*What you are asked to do:* An exact copy of every entry below is needed.

--- Data section Enclosed Below ---

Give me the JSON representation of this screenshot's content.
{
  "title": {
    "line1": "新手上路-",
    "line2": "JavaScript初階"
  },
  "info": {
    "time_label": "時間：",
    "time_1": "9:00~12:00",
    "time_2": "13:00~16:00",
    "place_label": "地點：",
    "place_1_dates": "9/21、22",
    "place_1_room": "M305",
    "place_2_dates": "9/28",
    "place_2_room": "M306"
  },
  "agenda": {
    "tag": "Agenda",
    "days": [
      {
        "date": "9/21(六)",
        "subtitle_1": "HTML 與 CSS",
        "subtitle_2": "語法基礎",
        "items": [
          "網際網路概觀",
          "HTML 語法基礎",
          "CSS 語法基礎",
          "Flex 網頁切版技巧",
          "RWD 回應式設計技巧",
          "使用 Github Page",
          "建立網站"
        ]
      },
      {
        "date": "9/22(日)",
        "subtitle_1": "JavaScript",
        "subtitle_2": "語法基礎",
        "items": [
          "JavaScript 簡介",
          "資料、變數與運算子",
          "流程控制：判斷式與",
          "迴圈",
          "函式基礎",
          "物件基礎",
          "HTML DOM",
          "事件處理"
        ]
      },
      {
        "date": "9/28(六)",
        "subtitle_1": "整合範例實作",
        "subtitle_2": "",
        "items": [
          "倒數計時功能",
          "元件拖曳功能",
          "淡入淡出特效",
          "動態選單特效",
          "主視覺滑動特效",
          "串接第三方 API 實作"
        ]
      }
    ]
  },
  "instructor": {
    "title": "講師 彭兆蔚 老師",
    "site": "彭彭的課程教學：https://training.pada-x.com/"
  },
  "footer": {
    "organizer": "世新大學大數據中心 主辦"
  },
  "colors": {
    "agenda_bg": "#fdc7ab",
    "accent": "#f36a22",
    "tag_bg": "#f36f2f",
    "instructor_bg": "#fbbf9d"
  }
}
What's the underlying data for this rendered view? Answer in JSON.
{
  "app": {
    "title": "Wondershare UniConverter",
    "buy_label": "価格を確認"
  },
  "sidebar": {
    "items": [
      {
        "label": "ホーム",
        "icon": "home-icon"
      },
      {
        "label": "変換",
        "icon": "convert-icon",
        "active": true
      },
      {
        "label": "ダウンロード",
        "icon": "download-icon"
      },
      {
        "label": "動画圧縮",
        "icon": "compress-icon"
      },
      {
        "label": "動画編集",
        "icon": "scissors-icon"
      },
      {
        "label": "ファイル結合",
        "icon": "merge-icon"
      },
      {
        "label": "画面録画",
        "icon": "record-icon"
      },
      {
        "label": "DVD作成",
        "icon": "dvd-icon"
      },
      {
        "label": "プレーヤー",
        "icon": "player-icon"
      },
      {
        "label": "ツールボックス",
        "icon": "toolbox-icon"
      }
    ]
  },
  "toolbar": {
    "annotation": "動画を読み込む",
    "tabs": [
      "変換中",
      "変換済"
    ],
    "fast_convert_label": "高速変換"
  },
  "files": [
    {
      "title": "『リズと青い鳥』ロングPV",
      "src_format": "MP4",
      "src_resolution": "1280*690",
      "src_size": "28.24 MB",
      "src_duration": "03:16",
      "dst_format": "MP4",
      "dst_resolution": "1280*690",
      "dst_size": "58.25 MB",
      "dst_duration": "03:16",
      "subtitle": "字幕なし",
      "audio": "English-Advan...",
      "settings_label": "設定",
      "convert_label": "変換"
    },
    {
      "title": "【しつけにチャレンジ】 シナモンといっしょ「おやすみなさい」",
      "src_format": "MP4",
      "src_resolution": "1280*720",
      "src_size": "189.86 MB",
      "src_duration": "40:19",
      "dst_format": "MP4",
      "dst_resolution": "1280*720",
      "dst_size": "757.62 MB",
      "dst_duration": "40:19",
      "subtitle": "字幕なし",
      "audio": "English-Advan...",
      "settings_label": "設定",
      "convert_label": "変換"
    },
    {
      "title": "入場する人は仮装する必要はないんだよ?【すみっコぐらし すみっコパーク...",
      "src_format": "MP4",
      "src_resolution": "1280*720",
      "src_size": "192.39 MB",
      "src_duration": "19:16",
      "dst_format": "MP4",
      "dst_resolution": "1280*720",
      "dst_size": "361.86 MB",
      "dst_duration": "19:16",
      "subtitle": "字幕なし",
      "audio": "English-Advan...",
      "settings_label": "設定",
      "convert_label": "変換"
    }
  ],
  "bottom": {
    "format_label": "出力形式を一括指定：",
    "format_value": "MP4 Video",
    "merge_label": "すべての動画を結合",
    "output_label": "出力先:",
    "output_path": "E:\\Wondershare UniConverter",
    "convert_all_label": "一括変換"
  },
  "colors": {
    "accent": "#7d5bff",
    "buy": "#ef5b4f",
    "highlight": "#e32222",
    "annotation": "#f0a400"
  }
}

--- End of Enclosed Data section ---

*Task result:*
Give me the JSON representation of this screenshot's content.
{
  "title": {
    "line1": "新手上路-",
    "line2": "JavaScript初階"
  },
  "info": {
    "time_label": "時間：",
    "time_1": "9:00~12:00",
    "time_2": "13:00~16:00",
    "place_label": "地點：",
    "place_1_dates": "9/21、22",
    "place_1_room": "M305",
    "place_2_dates": "9/28",
    "place_2_room": "M306"
  },
  "agenda": {
    "tag": "Agenda",
    "days": [
      {
        "date": "9/21(六)",
        "subtitle_1": "HTML 與 CSS",
        "subtitle_2": "語法基礎",
        "items": [
          "網際網路概觀",
          "HTML 語法基礎",
          "CSS 語法基礎",
          "Flex 網頁切版技巧",
          "RWD 回應式設計技巧",
          "使用 Github Page",
          "建立網站"
        ]
      },
      {
        "date": "9/22(日)",
        "subtitle_1": "JavaScript",
        "subtitle_2": "語法基礎",
        "items": [
          "JavaScript 簡介",
          "資料、變數與運算子",
          "流程控制：判斷式與",
          "迴圈",
          "函式基礎",
          "物件基礎",
          "HTML DOM",
          "事件處理"
        ]
      },
      {
        "date": "9/28(六)",
        "subtitle_1": "整合範例實作",
        "subtitle_2": "",
        "items": [
          "倒數計時功能",
          "元件拖曳功能",
          "淡入淡出特效",
          "動態選單特效",
          "主視覺滑動特效",
          "串接第三方 API 實作"
        ]
      }
    ]
  },
  "instructor": {
    "title": "講師 彭兆蔚 老師",
    "site": "彭彭的課程教學：https://training.pada-x.com/"
  },
  "footer": {
    "organizer": "世新大學大數據中心 主辦"
  },
  "colors": {
    "agenda_bg": "#fdc7ab",
    "accent": "#f36a22",
    "tag_bg": "#f36f2f",
    "instructor_bg": "#fbbf9d"
  }
}
What's the underlying data for this rendered view? Answer in JSON.
{
  "app": {
    "title": "Wondershare UniConverter",
    "buy_label": "価格を確認"
  },
  "sidebar": {
    "items": [
      {
        "label": "ホーム",
        "icon": "home-icon"
      },
      {
        "label": "変換",
        "icon": "convert-icon",
        "active": true
      },
      {
        "label": "ダウンロード",
        "icon": "download-icon"
      },
      {
        "label": "動画圧縮",
        "icon": "compress-icon"
      },
      {
        "label": "動画編集",
        "icon": "scissors-icon"
      },
      {
        "label": "ファイル結合",
        "icon": "merge-icon"
      },
      {
        "label": "画面録画",
        "icon": "record-icon"
      },
      {
        "label": "DVD作成",
        "icon": "dvd-icon"
      },
      {
        "label": "プレーヤー",
        "icon": "player-icon"
      },
      {
        "label": "ツールボックス",
        "icon": "toolbox-icon"
      }
    ]
  },
  "toolbar": {
    "annotation": "動画を読み込む",
    "tabs": [
      "変換中",
      "変換済"
    ],
    "fast_convert_label": "高速変換"
  },
  "files": [
    {
      "title": "『リズと青い鳥』ロングPV",
      "src_format": "MP4",
      "src_resolution": "1280*690",
      "src_size": "28.24 MB",
      "src_duration": "03:16",
      "dst_format": "MP4",
      "dst_resolution": "1280*690",
      "dst_size": "58.25 MB",
      "dst_duration": "03:16",
      "subtitle": "字幕なし",
      "audio": "English-Advan...",
      "settings_label": "設定",
      "convert_label": "変換"
    },
    {
      "title": "【しつけにチャレンジ】 シナモンといっしょ「おやすみなさい」",
      "src_format": "MP4",
      "src_resolution": "1280*720",
      "src_size": "189.86 MB",
      "src_duration": "40:19",
      "dst_format": "MP4",
      "dst_resolution": "1280*720",
      "dst_size": "757.62 MB",
      "dst_duration": "40:19",
      "subtitle": "字幕なし",
      "audio": "English-Advan...",
      "settings_label": "設定",
      "convert_label": "変換"
    },
    {
      "title": "入場する人は仮装する必要はないんだよ?【すみっコぐらし すみっコパーク...",
      "src_format": "MP4",
      "src_resolution": "1280*720",
      "src_size": "192.39 MB",
      "src_duration": "19:16",
      "dst_format": "MP4",
      "dst_resolution": "1280*720",
      "dst_size": "361.86 MB",
      "dst_duration": "19:16",
      "subtitle": "字幕なし",
      "audio": "English-Advan...",
      "settings_label": "設定",
      "convert_label": "変換"
    }
  ],
  "bottom": {
    "format_label": "出力形式を一括指定：",
    "format_value": "MP4 Video",
    "merge_label": "すべての動画を結合",
    "output_label": "出力先:",
    "output_path": "E:\\Wondershare UniConverter",
    "convert_all_label": "一括変換"
  },
  "colors": {
    "accent": "#7d5bff",
    "buy": "#ef5b4f",
    "highlight": "#e32222",
    "annotation": "#f0a400"
  }
}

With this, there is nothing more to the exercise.